Affinity for floats
Argus Managing Editor
We had to do it. We had to go back to Reedsburg and clean out the garage. It’s certainly not the drive that made the proposition so painful. It’s the fact that the garage was the black hole – a vacuum – that sucked all the random stuff we acquired over a decade into its void.
The trip was all about decisions. Do I keep my downhill skis? How about this decorative basket Grandma June gave me? Do we need this many screwdrivers? How many rakes should we keep considering we live on a treeless lot now?
Our old house had two big maples in the front, one purple maple on the side, one enormous maple on the neighbor’s side and three pine trees in the back. Fall was all about raking, and we were sure to have enough rakes to go around.
Some friends knew we were in town and stopped by to visit. They left feeling like it was Christmas because we gave them an unused tarp. It’s amazing how happy they were. “Really! You don’t want any money for this?”
No, we don’t want any money for a tarp that sat atop a garage shelf for seven years collecting dust and dead bugs.
Our friends asked us what it’s like in Caledonia. Well, we’re only two and half hours away and still in the Midwest: It’s pretty much the same. However, I was sure to mention the fact that there’s an unusual appreciation for the root beer float here and odd garbage requirements.

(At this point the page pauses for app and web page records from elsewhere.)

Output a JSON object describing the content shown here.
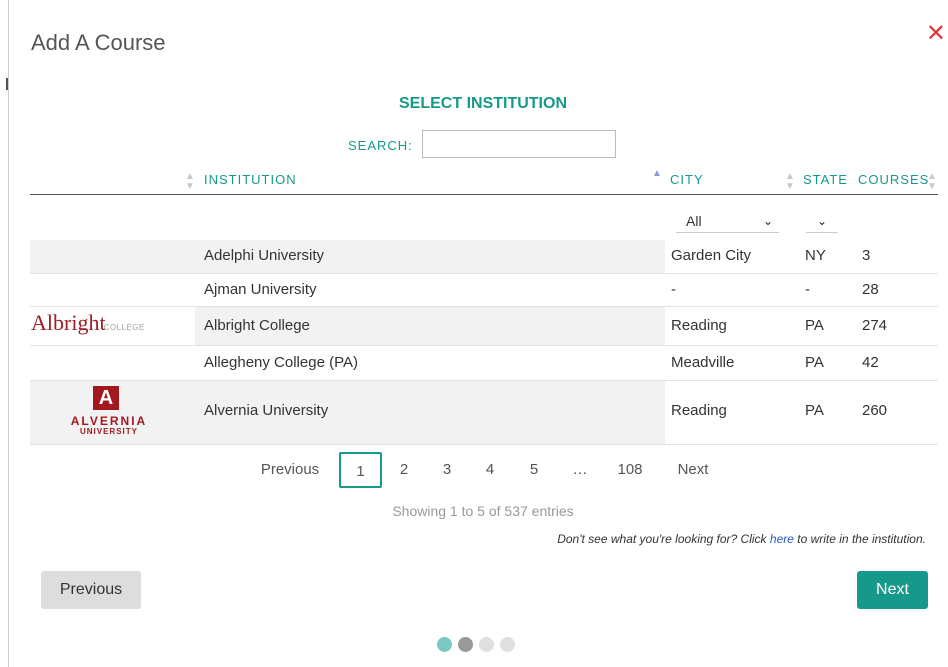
{
  "modal": {
    "title": "Add A Course",
    "close_glyph": "✕",
    "section_title": "SELECT INSTITUTION"
  },
  "search": {
    "label": "SEARCH:",
    "value": "",
    "placeholder": ""
  },
  "table": {
    "columns": [
      {
        "key": "institution",
        "label": "INSTITUTION",
        "sort": "none"
      },
      {
        "key": "city",
        "label": "CITY",
        "sort": "ascending"
      },
      {
        "key": "state",
        "label": "STATE",
        "sort": "none"
      },
      {
        "key": "courses",
        "label": "COURSES",
        "sort": "none"
      }
    ],
    "filters": {
      "city": "All",
      "state": ""
    },
    "rows": [
      {
        "logo": "",
        "institution": "Adelphi University",
        "city": "Garden City",
        "state": "NY",
        "courses": "3"
      },
      {
        "logo": "",
        "institution": "Ajman University",
        "city": "-",
        "state": "-",
        "courses": "28"
      },
      {
        "logo": "albright-logo",
        "logo_text": "Albright",
        "logo_sub": "COLLEGE",
        "institution": "Albright College",
        "city": "Reading",
        "state": "PA",
        "courses": "274"
      },
      {
        "logo": "",
        "institution": "Allegheny College (PA)",
        "city": "Meadville",
        "state": "PA",
        "courses": "42"
      },
      {
        "logo": "alvernia-logo",
        "logo_letter": "A",
        "logo_text": "ALVERNIA",
        "logo_sub": "UNIVERSITY",
        "institution": "Alvernia University",
        "city": "Reading",
        "state": "PA",
        "courses": "260"
      }
    ]
  },
  "pagination": {
    "previous": "Previous",
    "pages": [
      "1",
      "2",
      "3",
      "4",
      "5",
      "…",
      "108"
    ],
    "active": "1",
    "next": "Next",
    "showing": "Showing 1 to 5 of 537 entries"
  },
  "write_in": {
    "prefix": "Don't see what you're looking for? Click ",
    "link": "here",
    "suffix": " to write in the institution."
  },
  "footer": {
    "previous_label": "Previous",
    "next_label": "Next"
  },
  "steps": {
    "total": 4,
    "current": 1,
    "active_colors": [
      "#7cc8c3",
      "#999999"
    ],
    "inactive_color": "#e0e0e0"
  },
  "colors": {
    "accent": "#16998a",
    "close": "#e0393e",
    "link": "#2a58c8",
    "row_shade": "#f2f2f2"
  }
}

Not only do you pay a monthly fee, but you also have to buy these expensive bags. A lot of Wisconsin cities just add a yearly charge to the tax bill, and it’s cheaper than you think.
We also spoke about how awesome the Caledonia Public Pool is. Actually, it’s the lifeguards that make the pool so great. I lifeguarded and taught swimming lessons for seven years prior to beginning my journalism career. I can tell you the crew that supervised the pool this year was professional, attentive, friendly and great ambassadors for the community.

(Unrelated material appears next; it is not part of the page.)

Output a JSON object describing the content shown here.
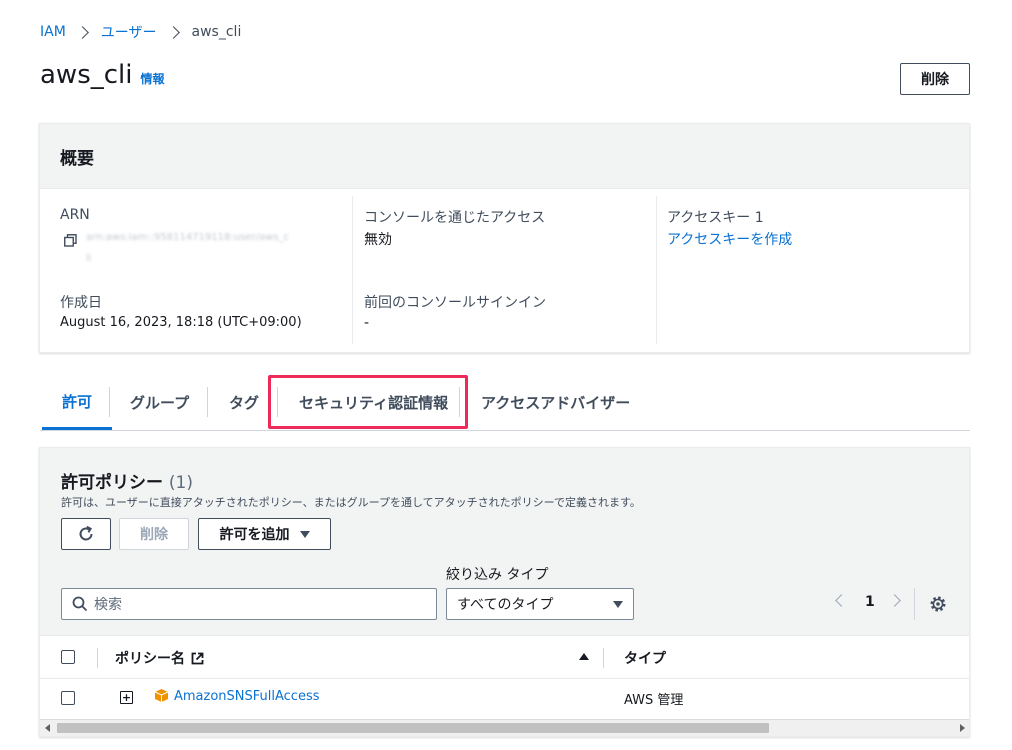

They were especially attentive near the diving board when younger swimmers were present. They greeted both everyday swimmers and the casual swimmer with the same enthusiasm and they were quick to correct poor behavior when necessary. I just can’t speak enough about what a great job they did keeping the pool safe and fun.
As Chris Swain said in a recent Argus article, “Why live in a community that can’t support a pool?”
You can contact Emily Bialkowski at firstname.lastname@example.org